It takes the average Topshop cleaner about a week to earn enough money to buy a Topshop Boutique trench coat.
Low-wage workers and their supporters staged a protest on Saturday 12th March outside Top Shop’s Oxford Street flagship store in London, against being paid what they consider to be poverty wages. Their goal is to pressure Arcadia Group – the company that owns Topshop and recently reported an annual profit of over £250million – into paying cleaners and shop-floor staff the living wage: £9.40 in London and £8.25 elsewhere in the Britain.
In its Code of Conduct, Topshop's official line is to "fully subscribe to the concept of the 'living wage'."
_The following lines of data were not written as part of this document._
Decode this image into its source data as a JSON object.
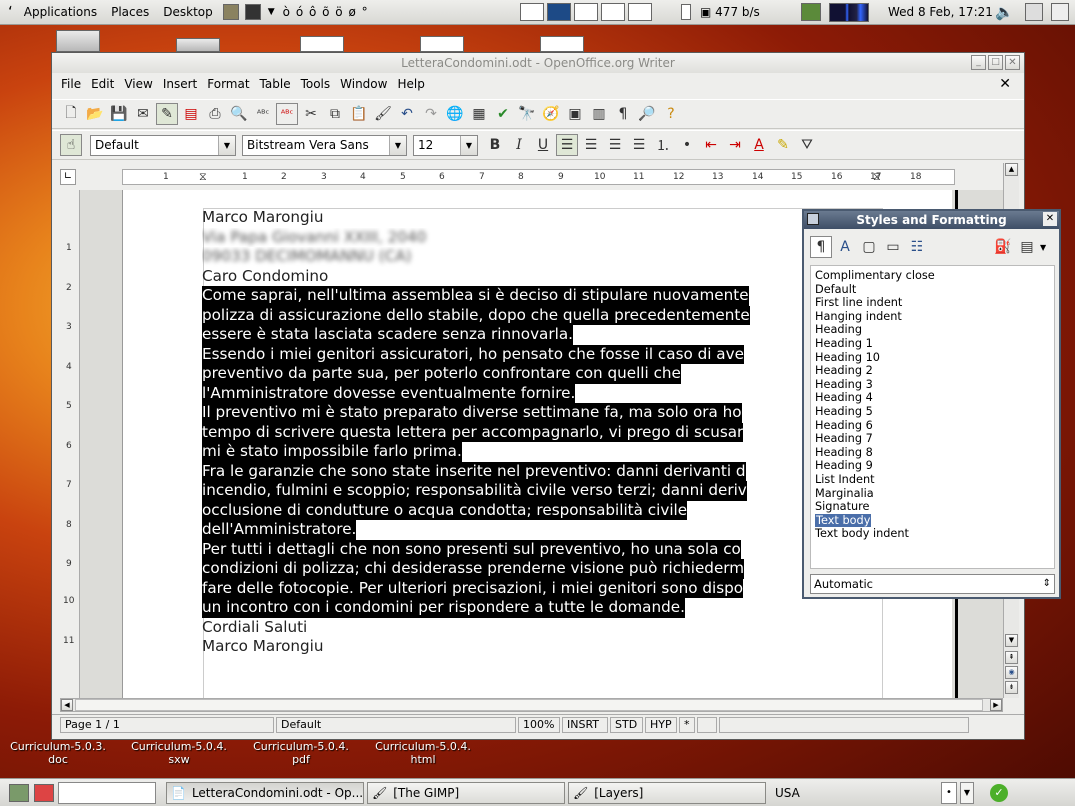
{
  "top_panel": {
    "menus": [
      "Applications",
      "Places",
      "Desktop"
    ],
    "keyboard_chars": "ò ó ô õ ö ø °",
    "network_rate": "477 b/s",
    "clock": "Wed  8 Feb, 17:21"
  },
  "desktop_icons": [
    {
      "label": "Curriculum-5.0.3.\ndoc"
    },
    {
      "label": "Curriculum-5.0.4.\nsxw"
    },
    {
      "label": "Curriculum-5.0.4.\npdf"
    },
    {
      "label": "Curriculum-5.0.4.\nhtml"
    }
  ],
  "window": {
    "title": "LetteraCondomini.odt - OpenOffice.org Writer",
    "menu": [
      "File",
      "Edit",
      "View",
      "Insert",
      "Format",
      "Table",
      "Tools",
      "Window",
      "Help"
    ],
    "formatting": {
      "paragraph_style": "Default",
      "font_name": "Bitstream Vera Sans",
      "font_size": "12"
    },
    "ruler_labels": [
      "1",
      "1",
      "2",
      "3",
      "4",
      "5",
      "6",
      "7",
      "8",
      "9",
      "10",
      "11",
      "12",
      "13",
      "14",
      "15",
      "16",
      "17",
      "18"
    ],
    "vruler_labels": [
      "1",
      "2",
      "3",
      "4",
      "5",
      "6",
      "7",
      "8",
      "9",
      "10",
      "11"
    ],
    "document": {
      "lines": [
        {
          "text": "Marco Marongiu",
          "style": "normal"
        },
        {
          "text": "Via Papa Giovanni XXIII, 2040",
          "style": "blurred"
        },
        {
          "text": "09033 DECIMOMANNU (CA)",
          "style": "blurred"
        },
        {
          "text": "Caro Condomino",
          "style": "normal"
        },
        {
          "text": "Come saprai, nell'ultima assemblea si è deciso di stipulare nuovamente",
          "style": "selected"
        },
        {
          "text": "polizza di assicurazione dello stabile, dopo che quella precedentemente",
          "style": "selected"
        },
        {
          "text": "essere è stata lasciata scadere senza rinnovarla.",
          "style": "selected"
        },
        {
          "text": "Essendo i miei genitori assicuratori, ho pensato che fosse il caso di ave",
          "style": "selected"
        },
        {
          "text": "preventivo da parte sua, per poterlo confrontare con quelli  che",
          "style": "selected"
        },
        {
          "text": "l'Amministratore dovesse eventualmente fornire.",
          "style": "selected"
        },
        {
          "text": "Il preventivo mi è stato preparato diverse settimane fa, ma solo ora ho",
          "style": "selected"
        },
        {
          "text": "tempo di scrivere questa lettera per accompagnarlo, vi prego di scusar",
          "style": "selected"
        },
        {
          "text": "mi è stato impossibile farlo prima.",
          "style": "selected"
        },
        {
          "text": "Fra le garanzie che sono state inserite nel preventivo: danni derivanti d",
          "style": "selected"
        },
        {
          "text": "incendio, fulmini e scoppio; responsabilità civile verso terzi; danni deriv",
          "style": "selected"
        },
        {
          "text": "occlusione di condutture o acqua condotta; responsabilità civile",
          "style": "selected"
        },
        {
          "text": "dell'Amministratore.",
          "style": "selected"
        },
        {
          "text": "Per tutti i dettagli che non sono presenti sul preventivo, ho una sola co",
          "style": "selected"
        },
        {
          "text": "condizioni di polizza; chi desiderasse prenderne visione può richiederm",
          "style": "selected"
        },
        {
          "text": "fare delle fotocopie. Per ulteriori precisazioni, i miei genitori sono dispo",
          "style": "selected"
        },
        {
          "text": "un incontro con i condomini per rispondere a tutte le domande.",
          "style": "selected"
        },
        {
          "text": "Cordiali Saluti",
          "style": "normal"
        },
        {
          "text": "Marco Marongiu",
          "style": "normal"
        }
      ]
    },
    "status": {
      "page": "Page 1 / 1",
      "style": "Default",
      "zoom": "100%",
      "insert_mode": "INSRT",
      "selection_mode": "STD",
      "hyphenation": "HYP",
      "modified": "*"
    }
  },
  "styles_panel": {
    "title": "Styles and Formatting",
    "items": [
      "Complimentary close",
      "Default",
      "First line indent",
      "Hanging indent",
      "Heading",
      "Heading 1",
      "Heading 10",
      "Heading 2",
      "Heading 3",
      "Heading 4",
      "Heading 5",
      "Heading 6",
      "Heading 7",
      "Heading 8",
      "Heading 9",
      "List Indent",
      "Marginalia",
      "Signature",
      "Text body",
      "Text body indent"
    ],
    "selected": "Text body",
    "filter": "Automatic"
  },
  "taskbar": {
    "tasks": [
      "LetteraCondomini.odt - Op...",
      "[The GIMP]",
      "[Layers]"
    ],
    "keyboard_layout": "USA"
  }
}
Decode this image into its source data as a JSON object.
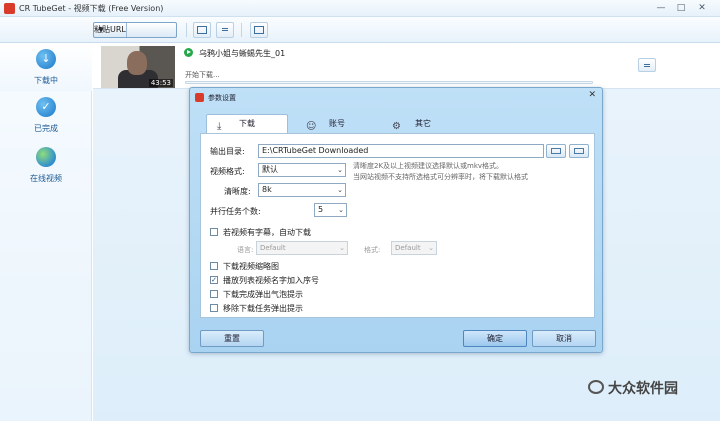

One cleaner, Susana, told the press: "The supervisor used to call me 'donkey' in English. Probably because it was quite an unusual word and he didn't think I'd understand it," says Susana, a 40-year-old cleaner and single mum. "He also kicked a bucket at me, and that was the last straw." As a cleaner, Susana is contracted by company Britannia Services Group to work at Topshop.
Roberto has also been working as a cleaner for three and a half years, along with two other jobs. At a meeting held on Wednesday, he and other low-wage staff were offered £7.50 per hour by the contractor in a last-effort attempt to dissuade them from protesting on Saturday. "I spoke on behalf of my colleagues on the unfair distribution of hours," Roberto says. "Why do they hire new people when there are old people there who could have done more hours? Some people want the £7.50 but most were not happy; we know we could get more, and deserve more."